> **Data for review**
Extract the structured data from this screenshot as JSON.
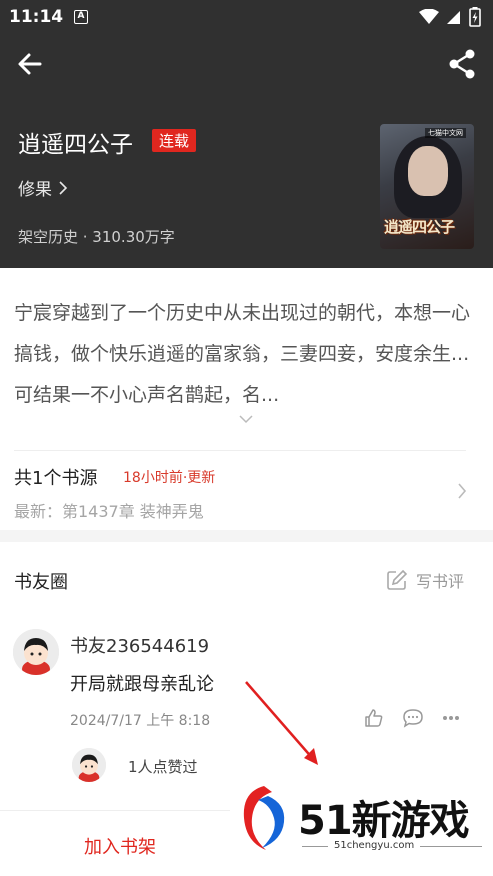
{
  "status_bar": {
    "time": "11:14",
    "notification_letter": "A"
  },
  "book": {
    "title": "逍遥四公子",
    "status_badge": "连载",
    "author": "修果",
    "meta": "架空历史 · 310.30万字",
    "cover_title": "逍遥四公子",
    "cover_logo": "七猫中文网"
  },
  "description": {
    "text": "宁宸穿越到了一个历史中从未出现过的朝代，本想一心搞钱，做个快乐逍遥的富家翁，三妻四妾，安度余生...可结果一不小心声名鹊起，名..."
  },
  "source": {
    "title": "共1个书源",
    "updated": "18小时前·更新",
    "latest": "最新：第1437章 装神弄鬼"
  },
  "book_friends": {
    "title": "书友圈",
    "write_review": "写书评",
    "comment": {
      "user": "书友236544619",
      "text": "开局就跟母亲乱论",
      "date": "2024/7/17 上午 8:18",
      "liked_by": "1人点赞过"
    }
  },
  "bottom_bar": {
    "add_to_shelf": "加入书架"
  },
  "watermark": {
    "brand": "51新游戏",
    "url": "51chengyu.com"
  },
  "colors": {
    "header_bg": "#303030",
    "accent_red": "#e0271f",
    "update_red": "#d83a2b"
  }
}
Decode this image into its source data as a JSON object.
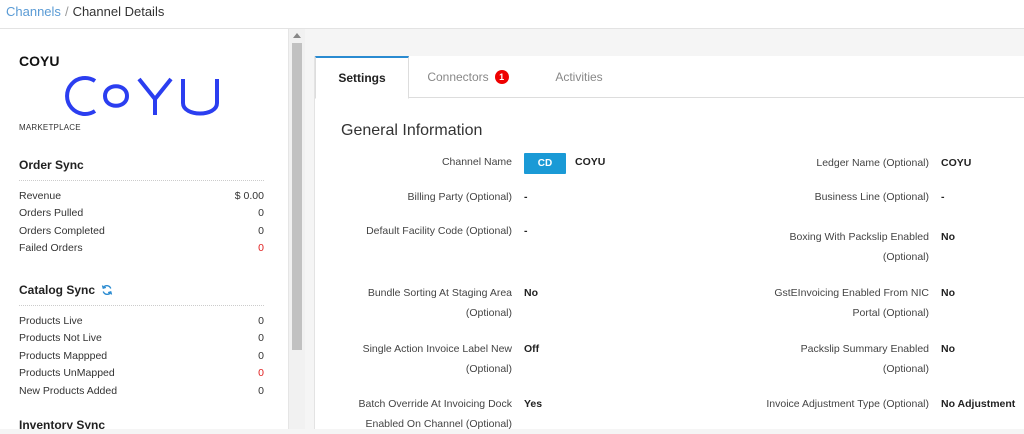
{
  "breadcrumb": {
    "root": "Channels",
    "separator": "/",
    "current": "Channel Details"
  },
  "sidebar": {
    "name": "COYU",
    "logo_text": "COYU",
    "type": "MARKETPLACE",
    "order_sync": {
      "title": "Order Sync",
      "rows": [
        {
          "label": "Revenue",
          "value": "$ 0.00"
        },
        {
          "label": "Orders Pulled",
          "value": "0"
        },
        {
          "label": "Orders Completed",
          "value": "0"
        },
        {
          "label": "Failed Orders",
          "value": "0"
        }
      ]
    },
    "catalog_sync": {
      "title": "Catalog Sync",
      "rows": [
        {
          "label": "Products Live",
          "value": "0"
        },
        {
          "label": "Products Not Live",
          "value": "0"
        },
        {
          "label": "Products Mappped",
          "value": "0"
        },
        {
          "label": "Products UnMapped",
          "value": "0"
        },
        {
          "label": "New Products Added",
          "value": "0"
        }
      ]
    },
    "inventory_sync": {
      "title": "Inventory Sync"
    }
  },
  "tabs": [
    {
      "label": "Settings"
    },
    {
      "label": "Connectors",
      "badge": "1"
    },
    {
      "label": "Activities"
    }
  ],
  "general": {
    "title": "General Information",
    "channel_name": {
      "label": "Channel Name",
      "code": "CD",
      "value": "COYU"
    },
    "ledger_name": {
      "label": "Ledger Name (Optional)",
      "value": "COYU"
    },
    "billing_party": {
      "label": "Billing Party (Optional)",
      "value": "-"
    },
    "business_line": {
      "label": "Business Line (Optional)",
      "value": "-"
    },
    "default_facility": {
      "label": "Default Facility Code (Optional)",
      "value": "-"
    },
    "boxing_packslip": {
      "label1": "Boxing With Packslip Enabled",
      "label2": "(Optional)",
      "value": "No"
    },
    "bundle_sorting": {
      "label1": "Bundle Sorting At Staging Area",
      "label2": "(Optional)",
      "value": "No"
    },
    "gst_einvoicing": {
      "label1": "GstEInvoicing Enabled From NIC",
      "label2": "Portal (Optional)",
      "value": "No"
    },
    "single_action": {
      "label1": "Single Action Invoice Label New",
      "label2": "(Optional)",
      "value": "Off"
    },
    "packslip_summary": {
      "label1": "Packslip Summary Enabled",
      "label2": "(Optional)",
      "value": "No"
    },
    "batch_override": {
      "label1": "Batch Override At Invoicing Dock",
      "label2": "Enabled On Channel (Optional)",
      "value": "Yes"
    },
    "invoice_adjustment": {
      "label": "Invoice Adjustment Type (Optional)",
      "value": "No Adjustment"
    }
  }
}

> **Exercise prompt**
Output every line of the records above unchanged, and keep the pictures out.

> **Response area**
Extract the structured data from this screenshot as JSON.
{
  "status_bar": {
    "time": "11:14",
    "notification_letter": "A"
  },
  "book": {
    "title": "逍遥四公子",
    "status_badge": "连载",
    "author": "修果",
    "meta": "架空历史 · 310.30万字",
    "cover_title": "逍遥四公子",
    "cover_logo": "七猫中文网"
  },
  "description": {
    "text": "宁宸穿越到了一个历史中从未出现过的朝代，本想一心搞钱，做个快乐逍遥的富家翁，三妻四妾，安度余生...可结果一不小心声名鹊起，名..."
  },
  "source": {
    "title": "共1个书源",
    "updated": "18小时前·更新",
    "latest": "最新：第1437章 装神弄鬼"
  },
  "book_friends": {
    "title": "书友圈",
    "write_review": "写书评",
    "comment": {
      "user": "书友236544619",
      "text": "开局就跟母亲乱论",
      "date": "2024/7/17 上午 8:18",
      "liked_by": "1人点赞过"
    }
  },
  "bottom_bar": {
    "add_to_shelf": "加入书架"
  },
  "watermark": {
    "brand": "51新游戏",
    "url": "51chengyu.com"
  },
  "colors": {
    "header_bg": "#303030",
    "accent_red": "#e0271f",
    "update_red": "#d83a2b"
  }
}
Decode this image into its source data as a JSON object.
{
  "breadcrumb": {
    "root": "Channels",
    "separator": "/",
    "current": "Channel Details"
  },
  "sidebar": {
    "name": "COYU",
    "logo_text": "COYU",
    "type": "MARKETPLACE",
    "order_sync": {
      "title": "Order Sync",
      "rows": [
        {
          "label": "Revenue",
          "value": "$ 0.00"
        },
        {
          "label": "Orders Pulled",
          "value": "0"
        },
        {
          "label": "Orders Completed",
          "value": "0"
        },
        {
          "label": "Failed Orders",
          "value": "0"
        }
      ]
    },
    "catalog_sync": {
      "title": "Catalog Sync",
      "rows": [
        {
          "label": "Products Live",
          "value": "0"
        },
        {
          "label": "Products Not Live",
          "value": "0"
        },
        {
          "label": "Products Mappped",
          "value": "0"
        },
        {
          "label": "Products UnMapped",
          "value": "0"
        },
        {
          "label": "New Products Added",
          "value": "0"
        }
      ]
    },
    "inventory_sync": {
      "title": "Inventory Sync"
    }
  },
  "tabs": [
    {
      "label": "Settings"
    },
    {
      "label": "Connectors",
      "badge": "1"
    },
    {
      "label": "Activities"
    }
  ],
  "general": {
    "title": "General Information",
    "channel_name": {
      "label": "Channel Name",
      "code": "CD",
      "value": "COYU"
    },
    "ledger_name": {
      "label": "Ledger Name (Optional)",
      "value": "COYU"
    },
    "billing_party": {
      "label": "Billing Party (Optional)",
      "value": "-"
    },
    "business_line": {
      "label": "Business Line (Optional)",
      "value": "-"
    },
    "default_facility": {
      "label": "Default Facility Code (Optional)",
      "value": "-"
    },
    "boxing_packslip": {
      "label1": "Boxing With Packslip Enabled",
      "label2": "(Optional)",
      "value": "No"
    },
    "bundle_sorting": {
      "label1": "Bundle Sorting At Staging Area",
      "label2": "(Optional)",
      "value": "No"
    },
    "gst_einvoicing": {
      "label1": "GstEInvoicing Enabled From NIC",
      "label2": "Portal (Optional)",
      "value": "No"
    },
    "single_action": {
      "label1": "Single Action Invoice Label New",
      "label2": "(Optional)",
      "value": "Off"
    },
    "packslip_summary": {
      "label1": "Packslip Summary Enabled",
      "label2": "(Optional)",
      "value": "No"
    },
    "batch_override": {
      "label1": "Batch Override At Invoicing Dock",
      "label2": "Enabled On Channel (Optional)",
      "value": "Yes"
    },
    "invoice_adjustment": {
      "label": "Invoice Adjustment Type (Optional)",
      "value": "No Adjustment"
    }
  }
}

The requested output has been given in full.